If you really can’t embrace a turkey-less Christmas roast, go for a smaller bird and bulk out your spread with meaty stuffing – these recipes can be made into chunky loaves to serve in satisfyingly thick slices.
Head to the frozen aisle for broccoli, carrots, sprouts and peas, but don’t fall into the trap of overcooking them to an unpalatable mush – flash blanch them to quickly defrost before using in one of our delicious serving ideas.
Be resourceful by emptying cupboards and using up odds and ends of leftover storecupboard goods. You’re bound to find stock cubes and flour for homemade gravy, icing sugar for quick snowy finishes and dried fruit which can be added to pretty much anything at Christmas.
Take the pressure off

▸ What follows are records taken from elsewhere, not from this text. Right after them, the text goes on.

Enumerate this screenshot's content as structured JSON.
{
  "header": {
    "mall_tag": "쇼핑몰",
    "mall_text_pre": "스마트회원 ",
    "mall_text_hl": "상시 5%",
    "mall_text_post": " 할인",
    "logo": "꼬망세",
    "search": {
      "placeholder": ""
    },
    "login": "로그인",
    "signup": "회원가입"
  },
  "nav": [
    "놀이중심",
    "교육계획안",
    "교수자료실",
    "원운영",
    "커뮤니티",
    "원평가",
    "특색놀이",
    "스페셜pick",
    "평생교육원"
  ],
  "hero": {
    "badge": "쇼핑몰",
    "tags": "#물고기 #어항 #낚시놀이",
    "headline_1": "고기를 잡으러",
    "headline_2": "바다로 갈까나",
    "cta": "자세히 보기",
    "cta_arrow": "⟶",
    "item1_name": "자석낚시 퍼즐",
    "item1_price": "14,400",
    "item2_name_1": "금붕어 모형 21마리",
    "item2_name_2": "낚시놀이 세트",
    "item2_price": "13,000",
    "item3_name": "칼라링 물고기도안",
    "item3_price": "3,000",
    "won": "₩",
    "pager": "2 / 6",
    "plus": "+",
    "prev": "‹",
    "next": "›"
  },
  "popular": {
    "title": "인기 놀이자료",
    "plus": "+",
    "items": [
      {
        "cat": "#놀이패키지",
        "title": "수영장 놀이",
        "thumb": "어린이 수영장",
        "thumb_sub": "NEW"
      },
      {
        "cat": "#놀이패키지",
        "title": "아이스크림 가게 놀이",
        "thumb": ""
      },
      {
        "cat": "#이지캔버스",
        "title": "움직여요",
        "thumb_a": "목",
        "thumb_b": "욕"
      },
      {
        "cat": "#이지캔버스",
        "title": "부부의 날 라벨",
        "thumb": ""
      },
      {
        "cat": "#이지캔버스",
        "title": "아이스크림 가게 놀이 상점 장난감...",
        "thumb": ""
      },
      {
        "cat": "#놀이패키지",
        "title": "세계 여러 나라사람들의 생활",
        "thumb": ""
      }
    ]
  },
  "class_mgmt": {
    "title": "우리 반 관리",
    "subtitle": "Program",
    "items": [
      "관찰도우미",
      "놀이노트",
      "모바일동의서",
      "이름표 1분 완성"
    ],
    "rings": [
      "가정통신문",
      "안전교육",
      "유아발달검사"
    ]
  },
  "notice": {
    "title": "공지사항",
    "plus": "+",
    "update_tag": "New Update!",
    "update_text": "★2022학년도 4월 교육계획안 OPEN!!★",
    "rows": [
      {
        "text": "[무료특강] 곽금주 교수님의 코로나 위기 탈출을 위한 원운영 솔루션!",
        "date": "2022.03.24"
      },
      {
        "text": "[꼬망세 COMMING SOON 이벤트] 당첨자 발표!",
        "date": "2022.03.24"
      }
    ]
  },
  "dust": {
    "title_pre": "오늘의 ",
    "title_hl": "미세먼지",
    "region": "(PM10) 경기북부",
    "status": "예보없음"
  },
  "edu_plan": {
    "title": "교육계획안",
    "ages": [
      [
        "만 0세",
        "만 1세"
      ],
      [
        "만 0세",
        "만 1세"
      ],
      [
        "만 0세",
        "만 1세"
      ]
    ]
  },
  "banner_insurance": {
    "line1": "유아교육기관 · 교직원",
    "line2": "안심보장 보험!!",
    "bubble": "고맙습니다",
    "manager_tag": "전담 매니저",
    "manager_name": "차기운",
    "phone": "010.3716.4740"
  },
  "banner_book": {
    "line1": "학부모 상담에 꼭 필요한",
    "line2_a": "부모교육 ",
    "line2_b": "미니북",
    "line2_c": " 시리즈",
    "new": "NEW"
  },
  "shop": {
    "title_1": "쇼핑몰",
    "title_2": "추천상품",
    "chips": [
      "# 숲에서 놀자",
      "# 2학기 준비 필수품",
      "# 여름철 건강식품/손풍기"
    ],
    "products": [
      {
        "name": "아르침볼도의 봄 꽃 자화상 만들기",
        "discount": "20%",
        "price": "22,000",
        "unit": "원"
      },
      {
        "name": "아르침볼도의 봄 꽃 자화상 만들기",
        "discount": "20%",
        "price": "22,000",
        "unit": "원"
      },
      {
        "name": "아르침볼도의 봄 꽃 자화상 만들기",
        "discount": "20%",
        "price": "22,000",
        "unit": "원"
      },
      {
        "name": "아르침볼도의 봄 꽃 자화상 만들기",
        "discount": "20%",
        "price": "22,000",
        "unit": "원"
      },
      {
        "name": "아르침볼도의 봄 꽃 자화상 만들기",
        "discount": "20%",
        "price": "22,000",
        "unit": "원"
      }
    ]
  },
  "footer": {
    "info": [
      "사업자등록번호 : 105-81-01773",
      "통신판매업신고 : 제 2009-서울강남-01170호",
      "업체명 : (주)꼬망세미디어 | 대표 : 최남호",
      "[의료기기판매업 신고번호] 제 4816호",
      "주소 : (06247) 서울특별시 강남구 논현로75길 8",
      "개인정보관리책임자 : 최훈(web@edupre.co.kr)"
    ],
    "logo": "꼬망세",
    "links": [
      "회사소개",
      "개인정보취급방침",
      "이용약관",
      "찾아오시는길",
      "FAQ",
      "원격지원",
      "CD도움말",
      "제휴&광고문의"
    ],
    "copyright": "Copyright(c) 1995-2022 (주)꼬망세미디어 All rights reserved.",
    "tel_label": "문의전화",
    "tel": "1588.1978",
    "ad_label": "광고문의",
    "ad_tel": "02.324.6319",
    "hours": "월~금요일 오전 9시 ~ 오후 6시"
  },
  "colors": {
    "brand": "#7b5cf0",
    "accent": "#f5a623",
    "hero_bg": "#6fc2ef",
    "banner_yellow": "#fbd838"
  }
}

Bring-a-dish parties are one way of remaining a cool and collected host. Assign roles to the group – a shared Excel spreadsheet will help with this – by asking each person to bring either a side, dessert, starter or snack, giving enough freedom for people to ad lib and go their own way.
If you prefer to keep things streamlined, choose a theme. The food scene is ablaze with all things Scandinavian, so think home-cured salmon, quick meatballs, rye bread toasts and glögg – a version of mulled wine with added almonds and currants.
American-style feasts are a safe bet when catering for a crowd - who doesn’t love macaroni cheese? Team it with a Christmas ham, winter slaw, eggnog and pumpkin strudel. We’d never turn our nose up at a 70s-style fondue party either – this baked pumpkin with oozing cheese will bring things up to date and the drooling masses flocking. Serve with après-ski style boozy hot chocolate.
If you have constraints in terms of general floor space, oven capacity or time, take the pressure off by selecting dishes that can be cooked the night before and served cold or quickly heated in the oven. Meats like ham and turkey are better options for cold serving than lamb or pulled pork, which are better reheated. If you have a slow cooker, be sure to dust it off for an overnight session. Recipes like slow-cooked Irish stew, barbecue ribs and Brazilian feijoada were made for entertaining.
The season of giving…
If you really want to make your friends feel loved, whip up some super-quick gifts. These ridiculously easy sweets require scant preparation besides melting chocolate:
Add an element of pot-luck by encouraging everyone to bring a homemade Secret Santa present. You'll find hundreds of simple recipe ideas in our edible gifts section …
Rather than make a whole three-course meal, opt for lots of small canapés but pick up wise ingredients to save you the hassle of tricky assembly and arduous cooking. Flour wraps can be utilised to great effect – just spread them with cheese and your favoured topping, then roll into spirals or rotollos.
Ready-made Yorkshire puddings are great for quickly filling with pastrami and horseradish, while crackers and rye bread make for instant toasts. If you don’t have time to hit the shops, our storecupboard canapé ideas use up everyday ingredients – remember, ready-made pastry rolls and cases are your friends.
Christmas for two
If you’re throwing a pre-Christmas dinner for a partner before you part ways later in the month, push the boat out by throwing a three course feast. Game birds are right in season, and choices like guinea fowl and pheasant are the perfect size for serving two people. If you really want to make a day of it, serve a brunch and selection of snacks to dip into too – our complete Christmas menu for two will offer inspiration.
Do you throw a fake Christmas party for friends? How do you like to celebrate? If you need more inspiration, visit our expansive Christmas kitchen.